**** Dataset extract
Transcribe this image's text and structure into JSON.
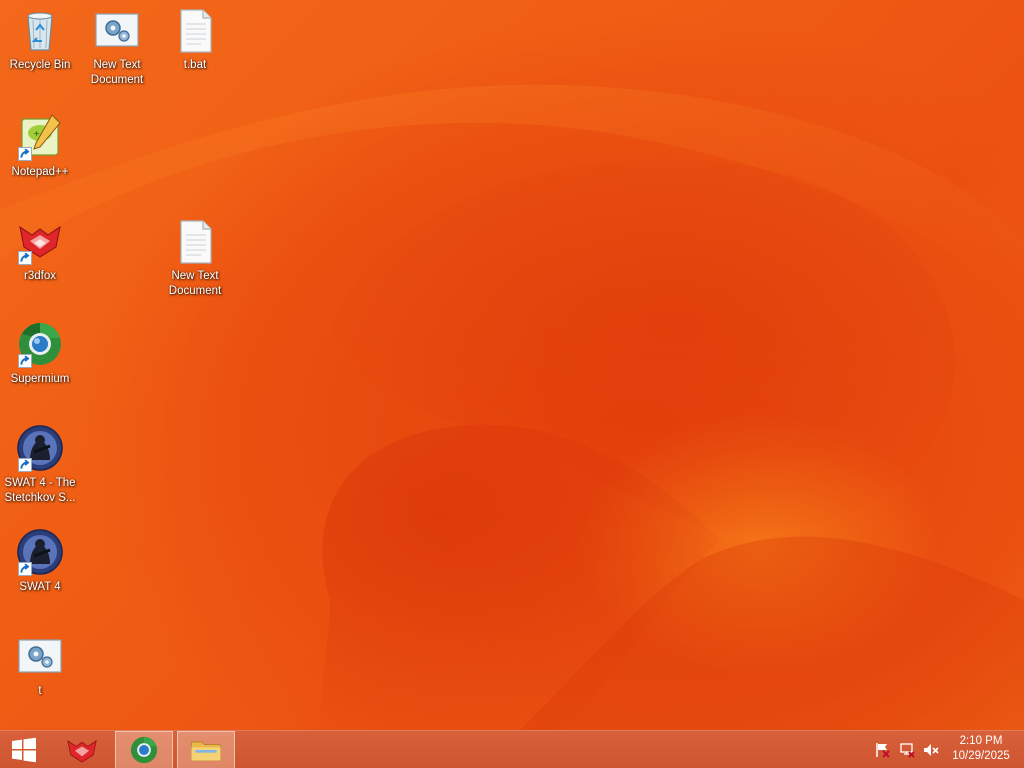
{
  "desktop": {
    "icons": [
      {
        "label": "Recycle Bin",
        "icon": "recycle-bin-icon"
      },
      {
        "label": "New Text Document",
        "icon": "settings-file-icon"
      },
      {
        "label": "t.bat",
        "icon": "text-file-icon"
      },
      {
        "label": "Notepad++",
        "icon": "notepad-plus-plus-icon"
      },
      {
        "label": "r3dfox",
        "icon": "r3dfox-icon"
      },
      {
        "label": "New Text Document",
        "icon": "text-file-icon"
      },
      {
        "label": "Supermium",
        "icon": "supermium-icon"
      },
      {
        "label": "SWAT 4 - The Stetchkov S...",
        "icon": "swat4-icon"
      },
      {
        "label": "SWAT 4",
        "icon": "swat4-icon"
      },
      {
        "label": "t",
        "icon": "settings-file-icon"
      }
    ]
  },
  "taskbar": {
    "start": "windows-logo-icon",
    "apps": [
      "r3dfox-icon",
      "supermium-icon",
      "file-explorer-icon"
    ],
    "tray": [
      "action-center-flag-icon",
      "network-icon",
      "volume-muted-icon"
    ],
    "clock": {
      "time": "2:10 PM",
      "date": "10/29/2025"
    }
  },
  "colors": {
    "wallpaper": "#ee5a12",
    "taskbar": "#d05a33"
  }
}
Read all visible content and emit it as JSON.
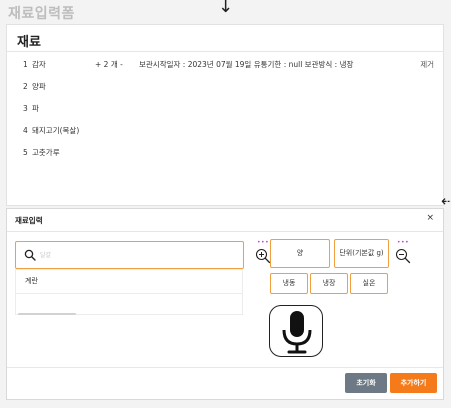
{
  "page": {
    "title": "재료입력폼"
  },
  "card": {
    "title": "재료",
    "ingredients": [
      {
        "num": "1",
        "name": "감자",
        "qty": "+ 2 개 -",
        "info": "보관시작일자 : 2023년 07월 19일  유통기한 : null 보관방식 : 냉장",
        "delete_label": "제거"
      },
      {
        "num": "2",
        "name": "양파"
      },
      {
        "num": "3",
        "name": "파"
      },
      {
        "num": "4",
        "name": "돼지고기(목살)"
      },
      {
        "num": "5",
        "name": "고춧가루"
      }
    ]
  },
  "modal": {
    "title": "재료입력",
    "close_label": "×",
    "search": {
      "placeholder": "달걀",
      "value": ""
    },
    "results": [
      "계란"
    ],
    "options": {
      "count_label": "양",
      "unit_label": "단위(기본값 g)",
      "storage": [
        "냉동",
        "냉장",
        "실온"
      ]
    },
    "reset_label": "초기화",
    "add_label": "추가하기"
  },
  "colors": {
    "accent": "#f47a1a",
    "border_accent": "#f0a040",
    "secondary_button": "#6d7a85",
    "dots": "#b44fd8"
  },
  "icons": {
    "search": "search-icon",
    "zoom_in": "zoom-in-icon",
    "zoom_out": "zoom-out-icon",
    "mic": "microphone-icon",
    "close": "close-icon",
    "arrow_down": "arrow-down-icon",
    "arrow_left": "arrow-left-icon"
  }
}
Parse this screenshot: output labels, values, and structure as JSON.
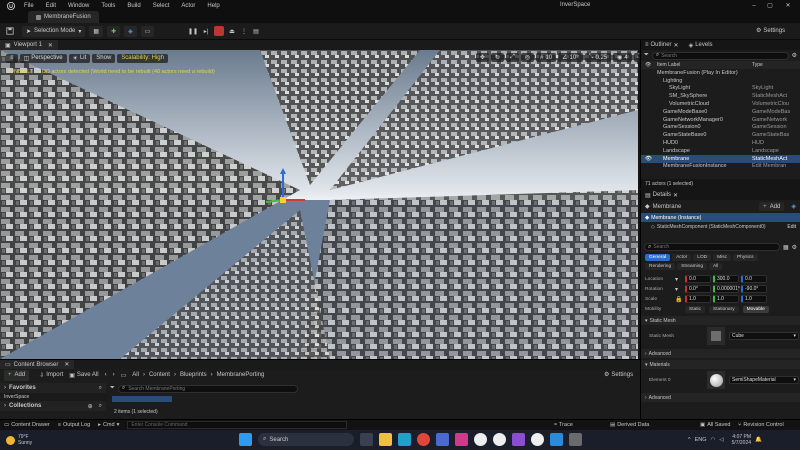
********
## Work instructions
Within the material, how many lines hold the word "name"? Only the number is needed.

## Completed task
5